▸ **Work order**
Whatever pictures appear, omit them, and repeat the data below exactly.

▼

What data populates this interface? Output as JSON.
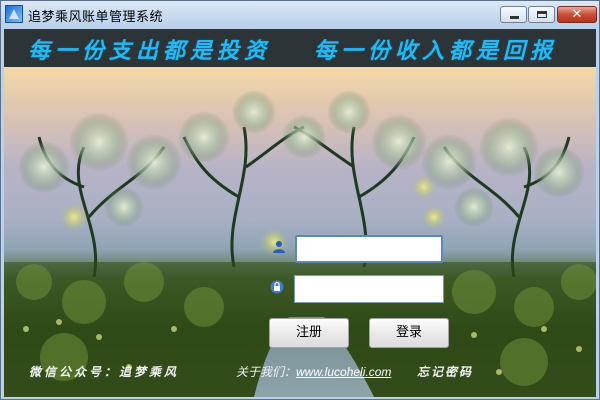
{
  "window": {
    "title": "追梦乘风账单管理系统",
    "controls": {
      "minimize": "minimize",
      "maximize": "maximize",
      "close": "✕"
    }
  },
  "banner": {
    "slogan_left": "每一份支出都是投资",
    "slogan_right": "每一份收入都是回报",
    "color": "#27b8f0"
  },
  "login": {
    "username_value": "",
    "password_value": "",
    "register_label": "注册",
    "login_label": "登录",
    "user_icon": "user-icon",
    "lock_icon": "lock-icon"
  },
  "footer": {
    "wechat": "微信公众号：追梦乘风",
    "about_label": "关于我们：",
    "about_link": "www.lucoheli.com",
    "forgot": "忘记密码"
  },
  "colors": {
    "banner_bg": "#2c3437",
    "field_border_focus": "#5a88b8",
    "close_button": "#c94e36"
  }
}
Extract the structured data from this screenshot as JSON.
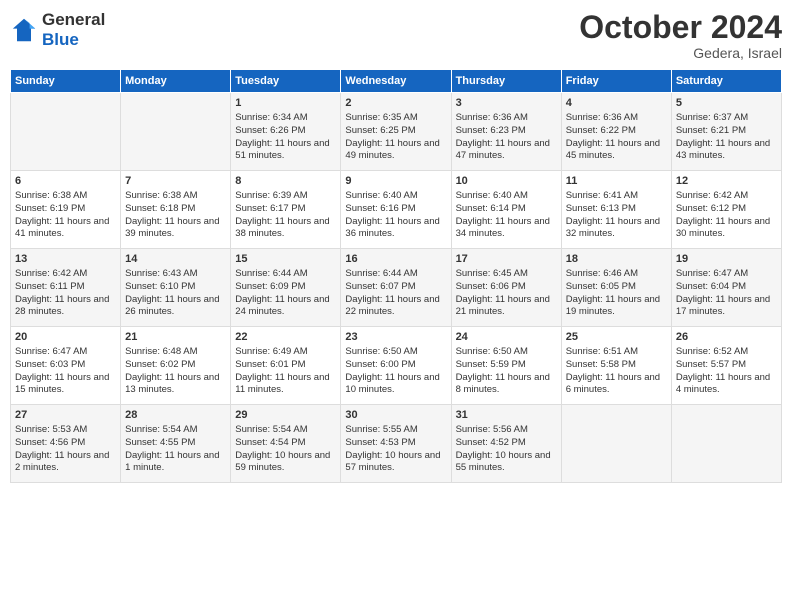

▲

▸ **Solution to the problem**
What data populates this interface? Output as JSON.
{
  "window": {
    "title": "追梦乘风账单管理系统",
    "controls": {
      "minimize": "minimize",
      "maximize": "maximize",
      "close": "✕"
    }
  },
  "banner": {
    "slogan_left": "每一份支出都是投资",
    "slogan_right": "每一份收入都是回报",
    "color": "#27b8f0"
  },
  "login": {
    "username_value": "",
    "password_value": "",
    "register_label": "注册",
    "login_label": "登录",
    "user_icon": "user-icon",
    "lock_icon": "lock-icon"
  },
  "footer": {
    "wechat": "微信公众号：追梦乘风",
    "about_label": "关于我们：",
    "about_link": "www.lucoheli.com",
    "forgot": "忘记密码"
  },
  "colors": {
    "banner_bg": "#2c3437",
    "field_border_focus": "#5a88b8",
    "close_button": "#c94e36"
  }
}
Extract the structured data from this screenshot as JSON.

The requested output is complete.